If you are in business of flipping houses - that income will be subject of self-employment taxes IN ADDITIONAL to income tax. The self-employment tax rate is 13.3% (for 2011) - so your estimated additional self-employment tax will be $12,635. In this case your total tax would be estimated as $17,600+$12,635=$30,000

Please be aware these are very raw estimates. To determine your exact tax liability, the tax return should be prepared.

Lev and 3 other Tax Specialists are ready to help you
Customer: replied 5 years ago.

I would like to know which way is better to do house flipping as a foreign person?

Should I do it on my personal name or should I establish an LLC?

Expert:  Lev replied 5 years ago.

For nonresident aliens - the issue is that without a proper authorization you are not eligible to work or be self-employed.

If you are an investor and occasionally purchase a house for resale and all renovation work is done by others - you have a capital gain on the sale and if the property is held more than a year - you will only pay federal income taxes on the capital gain.

That would be the most beneficial from tax prospective.

If you are in business of flipping houses - your only choice to do that legally without a work authorization permit would be to create C-corporation which would be a separate legal entity. C-corporation will hold properties. purchase materials and pay for renovations to subcontractors.

Customer: replied 5 years ago.

So what makes the difference between occasionally re-sale and a business of flipping?

Expert:  Lev replied 5 years ago.

There is no strict difference and all depends of circumstances.

Generally - number of properties and time you hold them before selling would be used as primary criteria.

If you re-sell one property in two years and hold it at least for a year - most likely - you are an investor.

If you re-sell three properties during the year and held them less than six months - most likely - you are in business.

Customer: replied 5 years ago.

I see. So, what you are saying is that if the house that I’m buying is for my family, I cannot renovate it myself? I must hire a contractor?

Expert:  Lev replied 5 years ago.

That is not correct - you may purchase the house for your family and renovate it by yourself - but you may not receive a compensation for your work if you do not have a proper work authorization.

In additional for some type of work - you do have to hire a licensed contractor - for instance for electrical wiring. You need to verify your state and city building code which works require that.

From tax prospective - all these would not matter - as long as you report all your income and pay all taxes - the IRS would not object.

Customer: replied 5 years ago.

You lost me. So, I am a non-resident alien, (am buying a house, I make the renovation myself together with some of my friend from U.S., I hire key contractors such as electrical: so after that, if I’m selling the house after six months of the original purchase time, I will pay 10% withholding tax and that's it?

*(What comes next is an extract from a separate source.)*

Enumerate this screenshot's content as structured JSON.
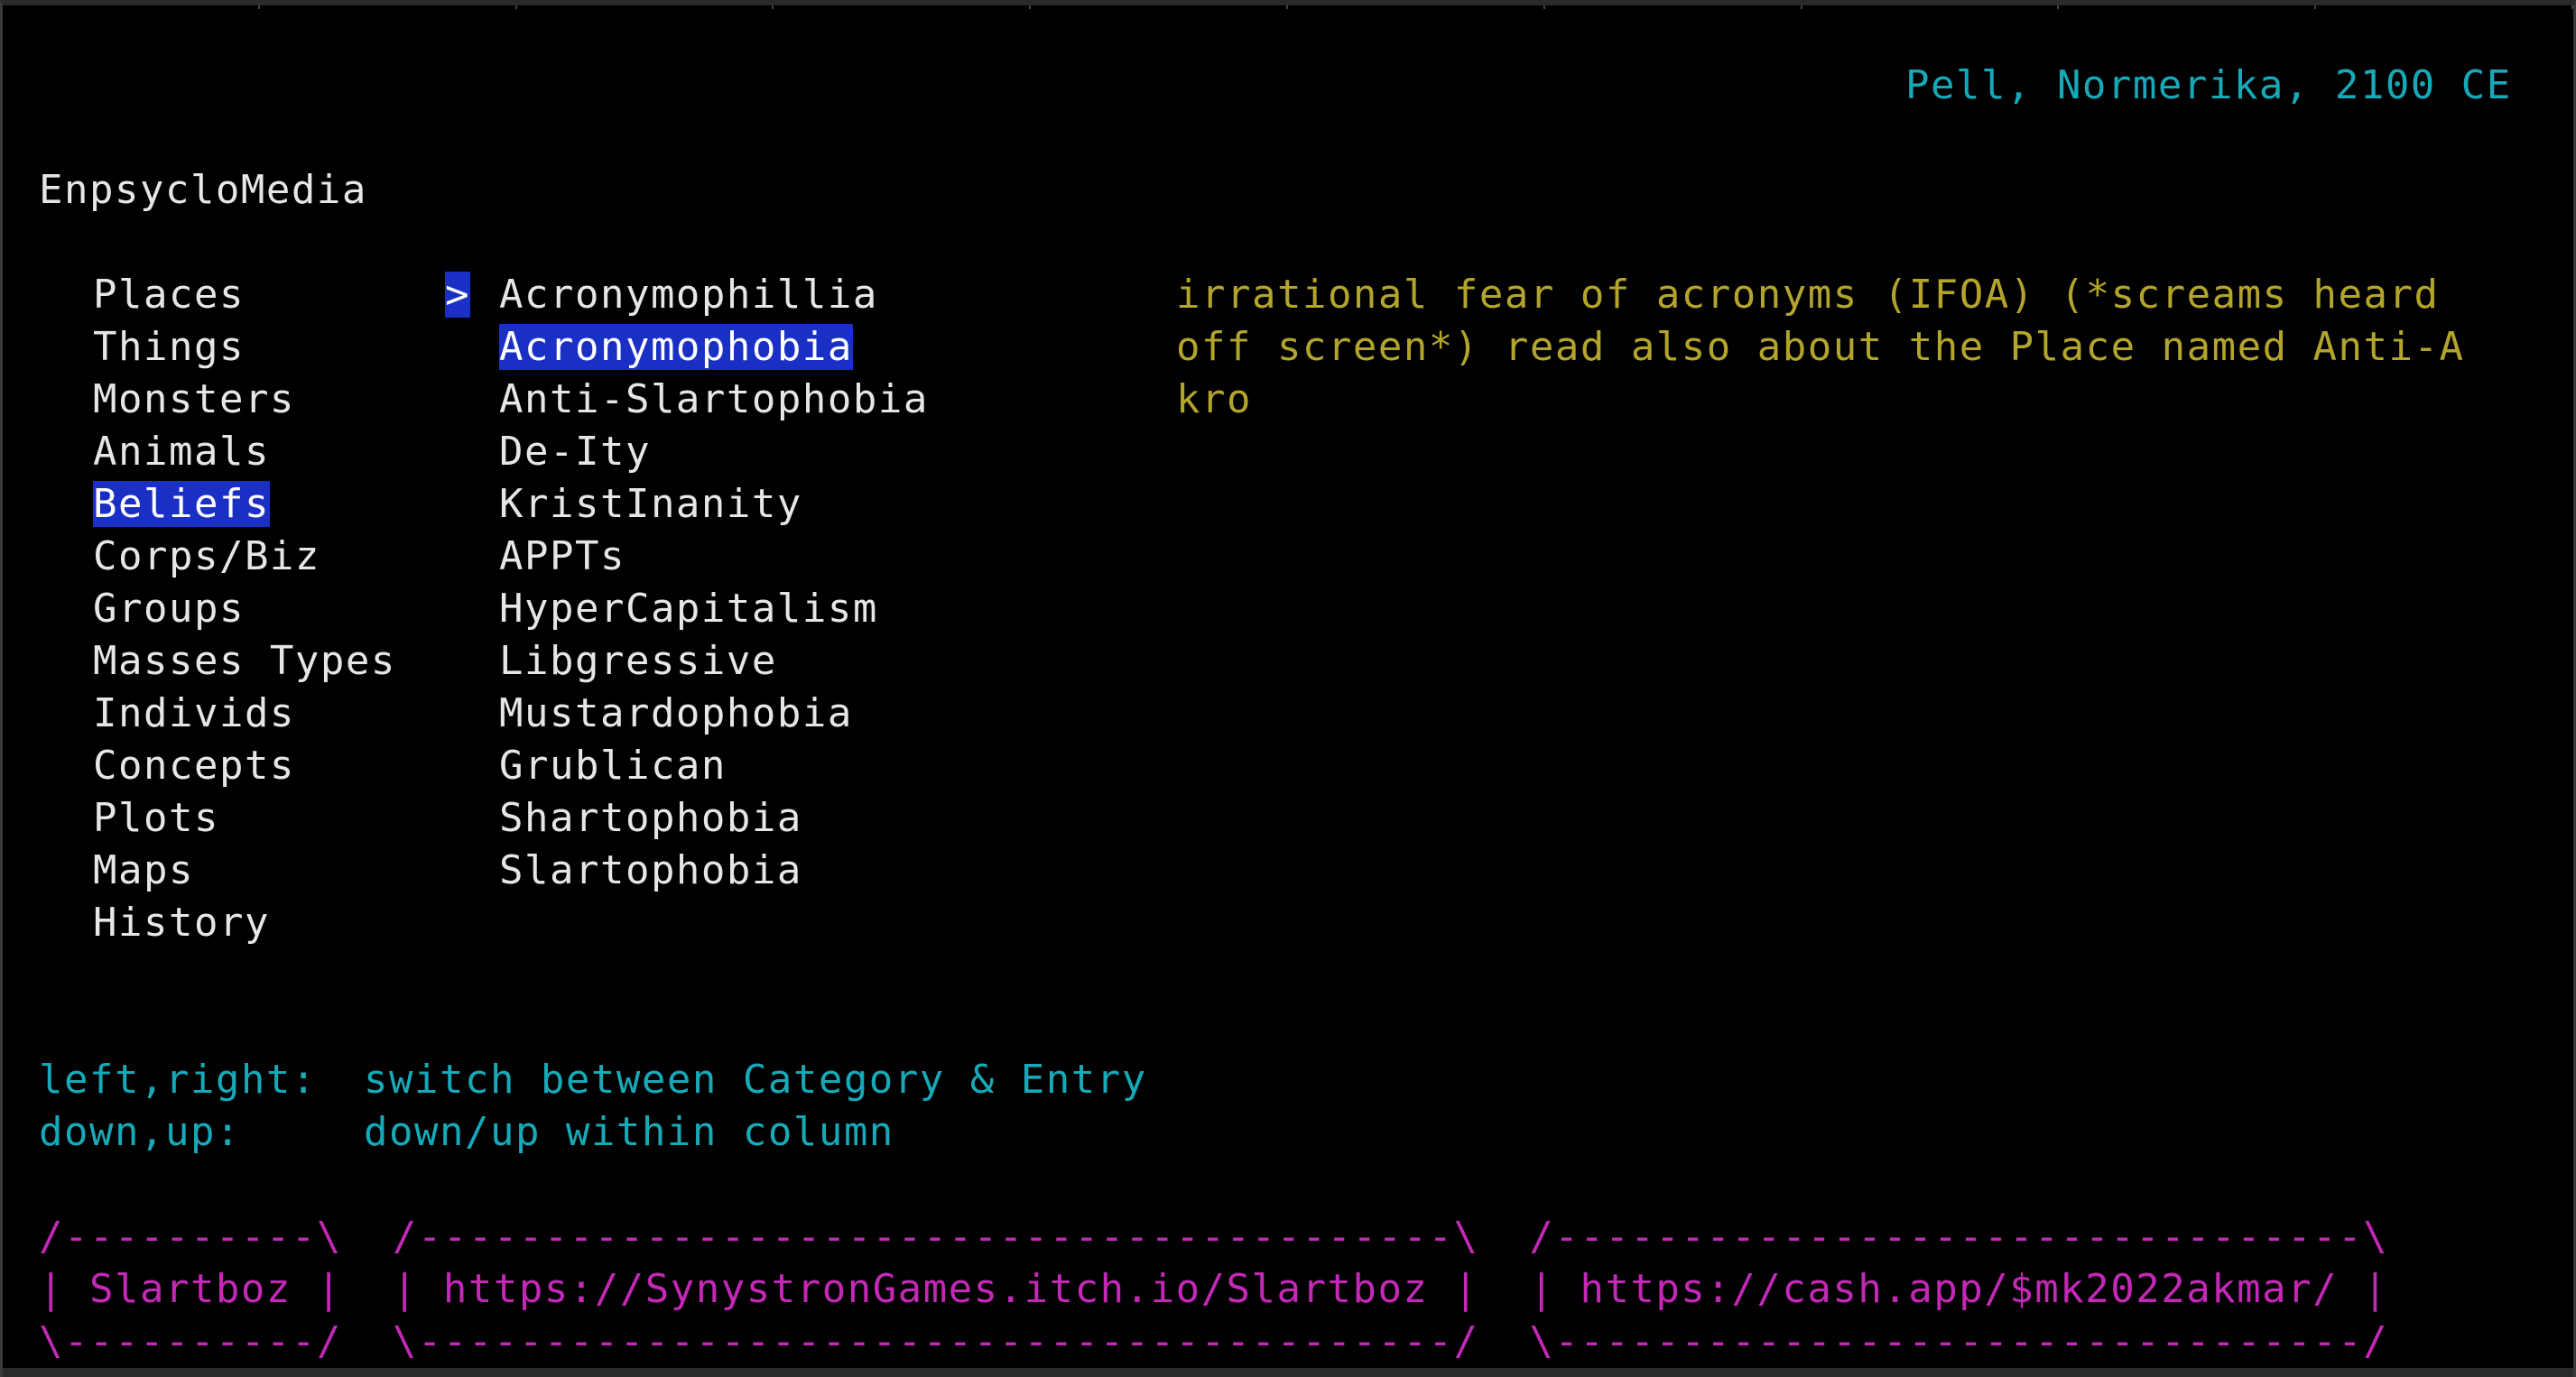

Expert:  Lev replied 5 years ago.

Above you wrote - that house I'm buying is for my family, I cannot renovate it myself - that means you purchase a personal property and renovate it for yourself or your family.

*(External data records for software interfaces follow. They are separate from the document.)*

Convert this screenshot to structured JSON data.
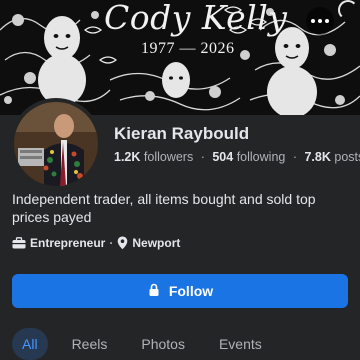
{
  "cover": {
    "title": "Cody Kelly",
    "dates": "1977 — 2026",
    "more_icon": "ellipsis-icon"
  },
  "profile": {
    "name": "Kieran Raybould",
    "followers_count": "1.2K",
    "followers_label": "followers",
    "following_count": "504",
    "following_label": "following",
    "posts_count": "7.8K",
    "posts_label": "posts",
    "bio": "Independent trader, all items bought and sold top prices payed",
    "category": "Entrepreneur",
    "location": "Newport",
    "separator": "·"
  },
  "actions": {
    "follow_label": "Follow"
  },
  "tabs": [
    {
      "label": "All",
      "active": true
    },
    {
      "label": "Reels",
      "active": false
    },
    {
      "label": "Photos",
      "active": false
    },
    {
      "label": "Events",
      "active": false
    }
  ],
  "colors": {
    "accent": "#1b74e4",
    "active_tab_text": "#4599ff",
    "background": "#242526"
  }
}
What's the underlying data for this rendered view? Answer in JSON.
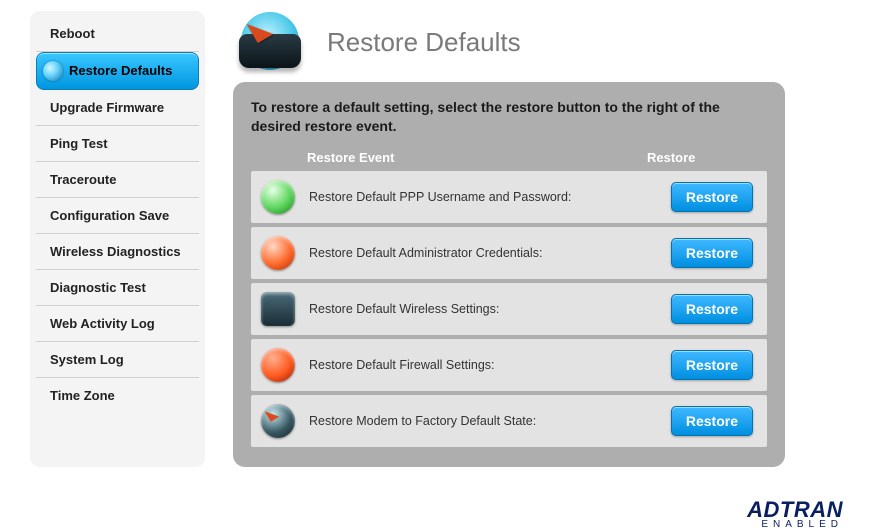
{
  "sidebar": {
    "items": [
      {
        "label": "Reboot"
      },
      {
        "label": "Restore Defaults"
      },
      {
        "label": "Upgrade Firmware"
      },
      {
        "label": "Ping Test"
      },
      {
        "label": "Traceroute"
      },
      {
        "label": "Configuration Save"
      },
      {
        "label": "Wireless Diagnostics"
      },
      {
        "label": "Diagnostic Test"
      },
      {
        "label": "Web Activity Log"
      },
      {
        "label": "System Log"
      },
      {
        "label": "Time Zone"
      }
    ],
    "active_index": 1
  },
  "header": {
    "title": "Restore Defaults"
  },
  "panel": {
    "instructions": "To restore a default setting, select the restore button to the right of the desired restore event.",
    "columns": {
      "event": "Restore Event",
      "restore": "Restore"
    },
    "button_label": "Restore",
    "rows": [
      {
        "label": "Restore Default PPP Username and Password:",
        "icon": "ppp"
      },
      {
        "label": "Restore Default Administrator Credentials:",
        "icon": "admin"
      },
      {
        "label": "Restore Default Wireless Settings:",
        "icon": "wifi"
      },
      {
        "label": "Restore Default Firewall Settings:",
        "icon": "fire"
      },
      {
        "label": "Restore Modem to Factory Default State:",
        "icon": "factory"
      }
    ]
  },
  "brand": {
    "name": "ADTRAN",
    "tag": "ENABLED"
  }
}
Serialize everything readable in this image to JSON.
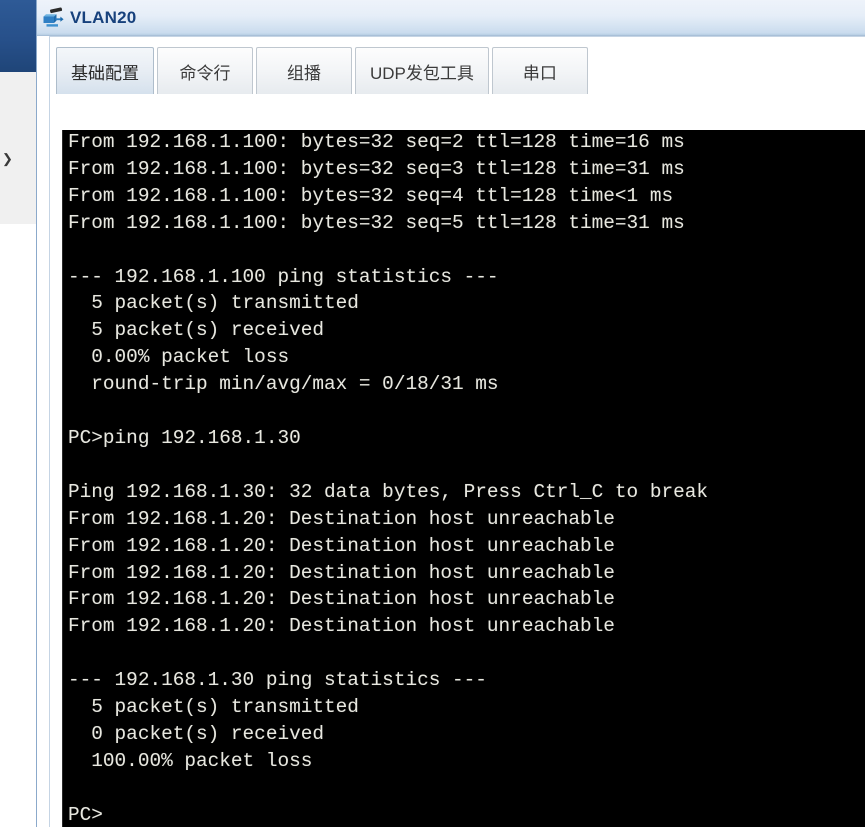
{
  "background_window": {
    "chevron_icon": "❯",
    "titlebar_color": "#27508a",
    "toolbar_color": "#f0f0f0"
  },
  "window": {
    "title": "VLAN20",
    "icon": "pc-device-icon",
    "titlebar_accent": "#17417c"
  },
  "tabs": [
    {
      "label": "基础配置",
      "name": "tab-basic-config",
      "selected": false
    },
    {
      "label": "命令行",
      "name": "tab-command-line",
      "selected": true
    },
    {
      "label": "组播",
      "name": "tab-multicast",
      "selected": false
    },
    {
      "label": "UDP发包工具",
      "name": "tab-udp-packet-tool",
      "selected": false
    },
    {
      "label": "串口",
      "name": "tab-serial-port",
      "selected": false
    }
  ],
  "terminal": {
    "background": "#000000",
    "foreground": "#e8e8e0",
    "lines": [
      "From 192.168.1.100: bytes=32 seq=2 ttl=128 time=16 ms",
      "From 192.168.1.100: bytes=32 seq=3 ttl=128 time=31 ms",
      "From 192.168.1.100: bytes=32 seq=4 ttl=128 time<1 ms",
      "From 192.168.1.100: bytes=32 seq=5 ttl=128 time=31 ms",
      "",
      "--- 192.168.1.100 ping statistics ---",
      "  5 packet(s) transmitted",
      "  5 packet(s) received",
      "  0.00% packet loss",
      "  round-trip min/avg/max = 0/18/31 ms",
      "",
      "PC>ping 192.168.1.30",
      "",
      "Ping 192.168.1.30: 32 data bytes, Press Ctrl_C to break",
      "From 192.168.1.20: Destination host unreachable",
      "From 192.168.1.20: Destination host unreachable",
      "From 192.168.1.20: Destination host unreachable",
      "From 192.168.1.20: Destination host unreachable",
      "From 192.168.1.20: Destination host unreachable",
      "",
      "--- 192.168.1.30 ping statistics ---",
      "  5 packet(s) transmitted",
      "  0 packet(s) received",
      "  100.00% packet loss",
      "",
      "PC>"
    ],
    "text": "From 192.168.1.100: bytes=32 seq=2 ttl=128 time=16 ms\nFrom 192.168.1.100: bytes=32 seq=3 ttl=128 time=31 ms\nFrom 192.168.1.100: bytes=32 seq=4 ttl=128 time<1 ms\nFrom 192.168.1.100: bytes=32 seq=5 ttl=128 time=31 ms\n\n--- 192.168.1.100 ping statistics ---\n  5 packet(s) transmitted\n  5 packet(s) received\n  0.00% packet loss\n  round-trip min/avg/max = 0/18/31 ms\n\nPC>ping 192.168.1.30\n\nPing 192.168.1.30: 32 data bytes, Press Ctrl_C to break\nFrom 192.168.1.20: Destination host unreachable\nFrom 192.168.1.20: Destination host unreachable\nFrom 192.168.1.20: Destination host unreachable\nFrom 192.168.1.20: Destination host unreachable\nFrom 192.168.1.20: Destination host unreachable\n\n--- 192.168.1.30 ping statistics ---\n  5 packet(s) transmitted\n  0 packet(s) received\n  100.00% packet loss\n\nPC>"
  }
}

Now you are telling - I'm selling the house after 6 months of the original purchase - that means you have a profit motive and your purchase the property either as an investment or a business.

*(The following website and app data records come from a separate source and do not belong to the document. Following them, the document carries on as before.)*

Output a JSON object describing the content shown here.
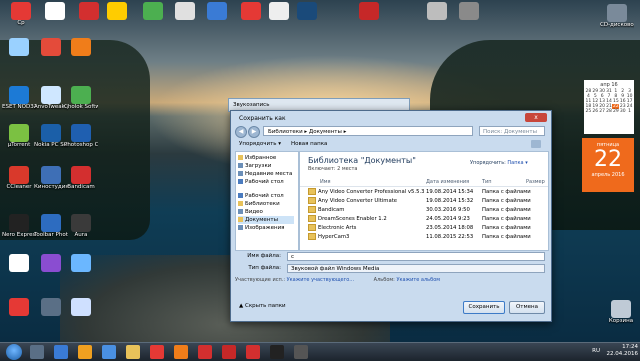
{
  "desktop": {
    "top_row": [
      "Cp",
      "",
      "",
      "",
      "",
      "",
      "",
      "",
      "",
      "",
      "",
      "",
      ""
    ],
    "left_icons": [
      {
        "label": "",
        "color": "#9ad1ff"
      },
      {
        "label": "",
        "color": "#e44b3a"
      },
      {
        "label": "",
        "color": "#f07d1a"
      },
      {
        "label": "ESET NOD32 Antivirus",
        "color": "#1c7ad6"
      },
      {
        "label": "AnvoTweak утилита",
        "color": "#cfe7ff"
      },
      {
        "label": "Cholok Softwa",
        "color": "#4caf50"
      },
      {
        "label": "µTorrent",
        "color": "#7bc142"
      },
      {
        "label": "Nokia PC Suite",
        "color": "#1b5fa8"
      },
      {
        "label": "Photoshop CS6",
        "color": "#1f5fb0"
      },
      {
        "label": "CCleaner",
        "color": "#d9392b"
      },
      {
        "label": "Киностудия Windows Live",
        "color": "#3e6fb6"
      },
      {
        "label": "Bandicam",
        "color": "#d32f2f"
      },
      {
        "label": "Nero Express",
        "color": "#222"
      },
      {
        "label": "Toolbar Photoshop",
        "color": "#2d6cc0"
      },
      {
        "label": "Aura",
        "color": "#3a3a3a"
      },
      {
        "label": "",
        "color": "#ffffff"
      },
      {
        "label": "",
        "color": "#8a4dd1"
      },
      {
        "label": "",
        "color": "#6bb7ff"
      },
      {
        "label": "",
        "color": "#e53935"
      },
      {
        "label": "",
        "color": "#5a6f86"
      },
      {
        "label": "",
        "color": "#cfe0ff"
      }
    ],
    "right_icons": [
      {
        "label": "CD-дисковод",
        "color": "#7a8a9a"
      },
      {
        "label": "Корзина",
        "color": "#bfcad6"
      }
    ]
  },
  "calendar": {
    "month": "апр 16",
    "days": [
      "28",
      "29",
      "30",
      "31",
      "1",
      "2",
      "3",
      "4",
      "5",
      "6",
      "7",
      "8",
      "9",
      "10",
      "11",
      "12",
      "13",
      "14",
      "15",
      "16",
      "17",
      "18",
      "19",
      "20",
      "21",
      "22",
      "23",
      "24",
      "25",
      "26",
      "27",
      "28",
      "29",
      "30",
      "1"
    ]
  },
  "date_tile": {
    "weekday": "пятница",
    "day": "22",
    "month_year": "апрель 2016"
  },
  "behind_window": {
    "title": "Звукозапись"
  },
  "dialog": {
    "title": "Сохранить как",
    "close": "x",
    "address": "Библиотеки ▸ Документы ▸",
    "search_placeholder": "Поиск: Документы",
    "toolbar": {
      "organize": "Упорядочить ▾",
      "new_folder": "Новая папка"
    },
    "sidebar": [
      {
        "label": "Избранное",
        "color": "#e8c25a"
      },
      {
        "label": "Загрузки",
        "color": "#6b8fb8"
      },
      {
        "label": "Недавние места",
        "color": "#6b8fb8"
      },
      {
        "label": "Рабочий стол",
        "color": "#4a7bbf"
      },
      {
        "label": "Рабочий стол",
        "color": "#4a7bbf"
      },
      {
        "label": "Библиотеки",
        "color": "#e8c25a"
      },
      {
        "label": "Видео",
        "color": "#6b8fb8"
      },
      {
        "label": "Документы",
        "color": "#e8c25a"
      },
      {
        "label": "Изображения",
        "color": "#6b8fb8"
      }
    ],
    "library": {
      "title": "Библиотека \"Документы\"",
      "subtitle": "Включает: 2 места",
      "arrange_label": "Упорядочить:",
      "arrange_value": "Папка ▾"
    },
    "columns": {
      "name": "Имя",
      "date": "Дата изменения",
      "type": "Тип",
      "size": "Размер"
    },
    "files": [
      {
        "name": "Any Video Converter Professional v5.5.3 F...",
        "date": "19.08.2014 15:34",
        "type": "Папка с файлами"
      },
      {
        "name": "Any Video Converter Ultimate",
        "date": "19.08.2014 15:32",
        "type": "Папка с файлами"
      },
      {
        "name": "Bandicam",
        "date": "30.03.2016 9:50",
        "type": "Папка с файлами"
      },
      {
        "name": "DreamScenes Enabler 1.2",
        "date": "24.05.2014 9:23",
        "type": "Папка с файлами"
      },
      {
        "name": "Electronic Arts",
        "date": "23.05.2014 18:08",
        "type": "Папка с файлами"
      },
      {
        "name": "HyperCam3",
        "date": "11.08.2015 22:53",
        "type": "Папка с файлами"
      }
    ],
    "filename_label": "Имя файла:",
    "filename_value": "с",
    "filetype_label": "Тип файла:",
    "filetype_value": "Звуковой файл Windows Media",
    "authors_label": "Участвующие исп.:",
    "authors_link": "Укажите участвующего...",
    "album_label": "Альбом:",
    "album_link": "Укажите альбом",
    "hide_folders": "▲ Скрыть папки",
    "save": "Сохранить",
    "cancel": "Отмена"
  },
  "taskbar": {
    "time": "17:24",
    "date": "22.04.2016",
    "lang": "RU"
  }
}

If that is the only property you sell during the year - you might be able to treat it as an investment - and will pay only income taxes on capital gain.

If you are selling several properties - that is self-employment activity and in additional to income taxes - you will be liable for self-employment taxes. Having an LLC doesn't change your tax liability - but will be an additional evidence that you are in business.

Then - you are asking - I will pay 10% withholding tax and that's it?

Withholding is applied at the time of payment - that is not your tax liability. The tax liability is determined when you file your tax return. The purpose of withholding - to cover your possible tax liability. If the amount withheld is more than your tax liability - you will claim a refund. If less - you will pay additional taxes.

Lev and 3 other Tax Specialists are ready to help you
Customer: replied 5 years ago.

Okay thank you for your help!